Concrete contractors who are required to perform concrete core strength tests have a few options when it comes to core drilling. They can hire a testing lab or concrete sawing and drilling company to drill the cores, or they can choose to drill the cores themselves. Regardless of who drills the cores, make sure you have a written core test program that considers the proper place in a wall or slab from which to extract cores and how to handle cores once you remove them from the concrete.
A core drill is a drill specifically designed to remove a cylinder of material, much like a hole saw. The material left inside the drill bit is referred to as the core.
Core drilling can be done more rapidly since much less material needs to be removed than with a standard bit. This is the reason that diamond-tipped core drills are commonly used in construction to create holes for pipes, manholes, and other large-diameter penetrations in concrete or stone.
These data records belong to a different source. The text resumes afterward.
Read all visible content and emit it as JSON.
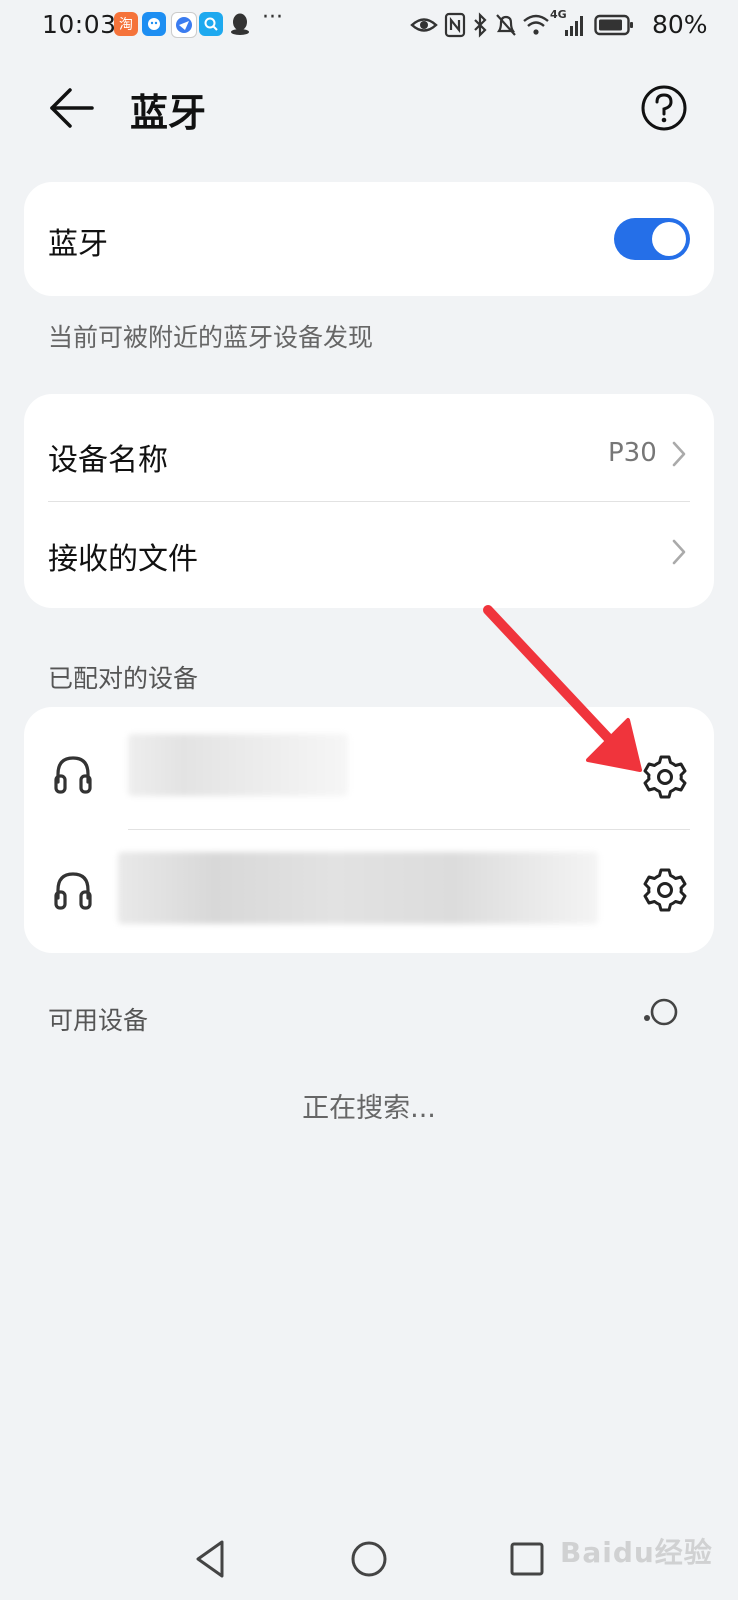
{
  "status_bar": {
    "time": "10:03",
    "battery": "80%",
    "more": "···",
    "network": "4G"
  },
  "header": {
    "title": "蓝牙"
  },
  "bluetooth": {
    "label": "蓝牙",
    "enabled": true,
    "toggle_color": "#256fe8",
    "visibility_hint": "当前可被附近的蓝牙设备发现"
  },
  "device_settings": {
    "device_name_label": "设备名称",
    "device_name_value": "P30",
    "received_files_label": "接收的文件"
  },
  "paired": {
    "header": "已配对的设备",
    "devices": [
      {
        "icon": "headset-icon",
        "name": ""
      },
      {
        "icon": "headset-icon",
        "name": ""
      }
    ]
  },
  "available": {
    "header": "可用设备",
    "searching": "正在搜索..."
  },
  "watermark": "Baidu经验"
}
A concrete saw is a power tool designed for cutting through concrete and other masonry material. It utilizes hand-held operation or walk-behind, similar to a tiller. A concrete saw can have a chain, circular, or jig blade, like many other varieties of power saws,. Powered by electricity, gasoline, air, or hydraulics, a concrete saw uses either abrasive or diamond blade cutting technology and is designed for either dry or wet sawing.
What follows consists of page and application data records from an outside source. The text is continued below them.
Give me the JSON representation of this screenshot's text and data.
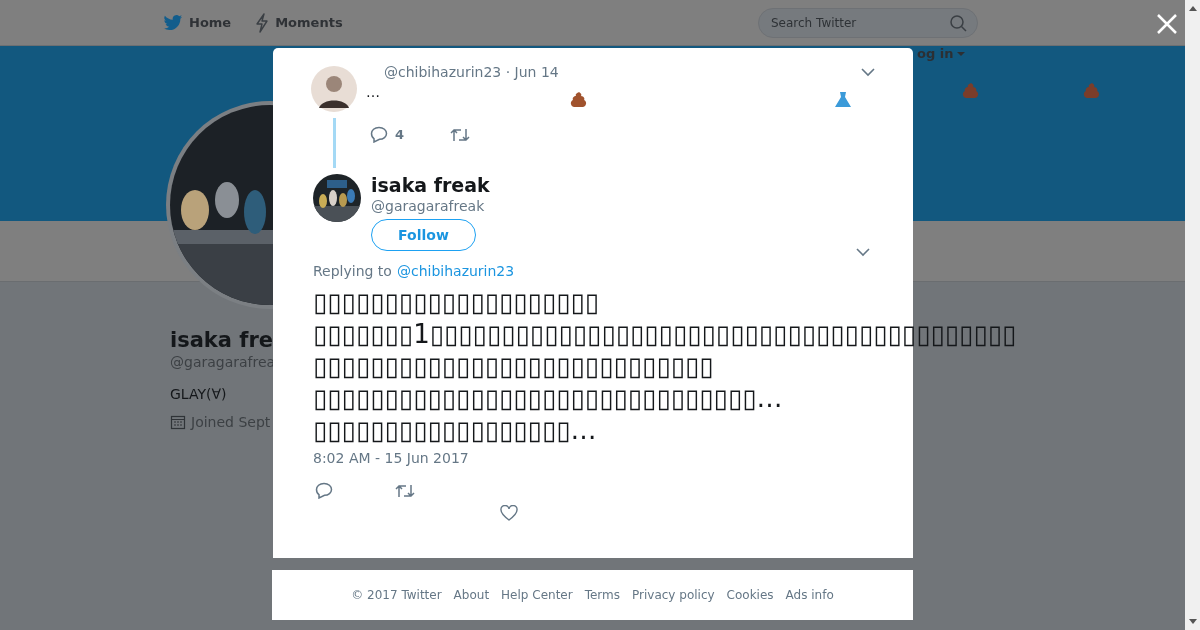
{
  "nav": {
    "items": [
      {
        "label": "Home",
        "kind": "bird"
      },
      {
        "label": "Moments",
        "kind": "bolt"
      }
    ],
    "search": {
      "placeholder": "Search Twitter"
    },
    "login": "og in"
  },
  "profile": {
    "name": "isaka fre",
    "handle": "@garagarafrea",
    "bio": "GLAY(∀)",
    "joined": "Joined Sept"
  },
  "parent_tweet": {
    "meta": "@chibihazurin23 · Jun 14",
    "text": "…",
    "reply_count": "4"
  },
  "tweet": {
    "name": "isaka freak",
    "handle": "@garagarafreak",
    "follow": "Follow",
    "replying_label": "Replying to",
    "replying_to": "@chibihazurin23",
    "lines": [
      "▯▯▯▯▯▯▯▯▯▯▯▯▯▯▯▯▯▯▯▯",
      "▯▯▯▯▯▯▯1▯▯▯▯▯▯▯▯▯▯▯▯▯▯▯▯▯▯▯▯▯▯▯▯▯▯▯▯▯▯▯▯▯▯▯▯▯▯▯▯▯",
      "▯▯▯▯▯▯▯▯▯▯▯▯▯▯▯▯▯▯▯▯▯▯▯▯▯▯▯▯",
      "▯▯▯▯▯▯▯▯▯▯▯▯▯▯▯▯▯▯▯▯▯▯▯▯▯▯▯▯▯▯▯…",
      "▯▯▯▯▯▯▯▯▯▯▯▯▯▯▯▯▯▯…"
    ],
    "timestamp": "8:02 AM - 15 Jun 2017"
  },
  "footer": [
    "© 2017 Twitter",
    "About",
    "Help Center",
    "Terms",
    "Privacy policy",
    "Cookies",
    "Ads info"
  ]
}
There are a number of applications for a concrete saw. Brick, concrete, and cement can be cut out for repair, demolition, or modification.